Activity – Return the records below character for character.
*** Opening Data for this exercise ***
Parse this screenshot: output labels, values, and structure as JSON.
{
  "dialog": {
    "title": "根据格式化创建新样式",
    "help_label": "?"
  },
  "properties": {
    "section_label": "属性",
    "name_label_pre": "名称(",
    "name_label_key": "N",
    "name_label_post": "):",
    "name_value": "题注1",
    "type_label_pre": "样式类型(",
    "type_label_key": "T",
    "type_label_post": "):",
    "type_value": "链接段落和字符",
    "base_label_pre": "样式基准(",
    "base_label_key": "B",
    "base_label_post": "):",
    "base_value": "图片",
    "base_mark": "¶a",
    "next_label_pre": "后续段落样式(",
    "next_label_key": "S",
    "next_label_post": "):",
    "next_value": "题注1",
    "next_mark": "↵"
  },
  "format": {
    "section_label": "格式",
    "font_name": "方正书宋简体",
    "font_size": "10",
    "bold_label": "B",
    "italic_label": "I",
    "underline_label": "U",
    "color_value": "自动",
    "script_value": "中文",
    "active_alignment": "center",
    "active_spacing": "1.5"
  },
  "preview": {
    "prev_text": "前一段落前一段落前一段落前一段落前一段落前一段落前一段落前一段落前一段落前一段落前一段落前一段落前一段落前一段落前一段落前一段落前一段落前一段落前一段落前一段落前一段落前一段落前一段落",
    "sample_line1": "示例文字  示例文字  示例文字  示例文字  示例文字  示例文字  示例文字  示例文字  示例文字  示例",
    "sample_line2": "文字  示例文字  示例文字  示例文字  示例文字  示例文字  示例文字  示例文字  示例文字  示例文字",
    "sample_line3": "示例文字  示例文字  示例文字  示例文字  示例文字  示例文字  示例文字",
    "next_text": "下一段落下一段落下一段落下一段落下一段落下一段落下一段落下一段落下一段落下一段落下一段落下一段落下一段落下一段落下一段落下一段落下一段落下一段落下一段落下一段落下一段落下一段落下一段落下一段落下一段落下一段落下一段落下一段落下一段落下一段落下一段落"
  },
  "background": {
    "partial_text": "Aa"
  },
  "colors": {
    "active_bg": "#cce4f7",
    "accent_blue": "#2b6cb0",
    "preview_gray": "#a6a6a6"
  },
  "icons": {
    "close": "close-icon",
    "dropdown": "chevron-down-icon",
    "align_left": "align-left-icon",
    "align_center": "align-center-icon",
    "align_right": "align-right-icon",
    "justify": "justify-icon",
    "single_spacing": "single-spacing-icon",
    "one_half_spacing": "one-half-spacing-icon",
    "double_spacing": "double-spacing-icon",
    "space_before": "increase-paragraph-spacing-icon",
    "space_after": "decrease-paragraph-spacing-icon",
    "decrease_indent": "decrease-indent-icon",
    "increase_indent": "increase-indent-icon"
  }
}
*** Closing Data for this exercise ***
Task result –
Parse this screenshot: output labels, values, and structure as JSON.
{
  "dialog": {
    "title": "根据格式化创建新样式",
    "help_label": "?"
  },
  "properties": {
    "section_label": "属性",
    "name_label_pre": "名称(",
    "name_label_key": "N",
    "name_label_post": "):",
    "name_value": "题注1",
    "type_label_pre": "样式类型(",
    "type_label_key": "T",
    "type_label_post": "):",
    "type_value": "链接段落和字符",
    "base_label_pre": "样式基准(",
    "base_label_key": "B",
    "base_label_post": "):",
    "base_value": "图片",
    "base_mark": "¶a",
    "next_label_pre": "后续段落样式(",
    "next_label_key": "S",
    "next_label_post": "):",
    "next_value": "题注1",
    "next_mark": "↵"
  },
  "format": {
    "section_label": "格式",
    "font_name": "方正书宋简体",
    "font_size": "10",
    "bold_label": "B",
    "italic_label": "I",
    "underline_label": "U",
    "color_value": "自动",
    "script_value": "中文",
    "active_alignment": "center",
    "active_spacing": "1.5"
  },
  "preview": {
    "prev_text": "前一段落前一段落前一段落前一段落前一段落前一段落前一段落前一段落前一段落前一段落前一段落前一段落前一段落前一段落前一段落前一段落前一段落前一段落前一段落前一段落前一段落前一段落前一段落",
    "sample_line1": "示例文字  示例文字  示例文字  示例文字  示例文字  示例文字  示例文字  示例文字  示例文字  示例",
    "sample_line2": "文字  示例文字  示例文字  示例文字  示例文字  示例文字  示例文字  示例文字  示例文字  示例文字",
    "sample_line3": "示例文字  示例文字  示例文字  示例文字  示例文字  示例文字  示例文字",
    "next_text": "下一段落下一段落下一段落下一段落下一段落下一段落下一段落下一段落下一段落下一段落下一段落下一段落下一段落下一段落下一段落下一段落下一段落下一段落下一段落下一段落下一段落下一段落下一段落下一段落下一段落下一段落下一段落下一段落下一段落下一段落下一段落"
  },
  "background": {
    "partial_text": "Aa"
  },
  "colors": {
    "active_bg": "#cce4f7",
    "accent_blue": "#2b6cb0",
    "preview_gray": "#a6a6a6"
  },
  "icons": {
    "close": "close-icon",
    "dropdown": "chevron-down-icon",
    "align_left": "align-left-icon",
    "align_center": "align-center-icon",
    "align_right": "align-right-icon",
    "justify": "justify-icon",
    "single_spacing": "single-spacing-icon",
    "one_half_spacing": "one-half-spacing-icon",
    "double_spacing": "double-spacing-icon",
    "space_before": "increase-paragraph-spacing-icon",
    "space_after": "decrease-paragraph-spacing-icon",
    "decrease_indent": "decrease-indent-icon",
    "increase_indent": "increase-indent-icon"
  }
}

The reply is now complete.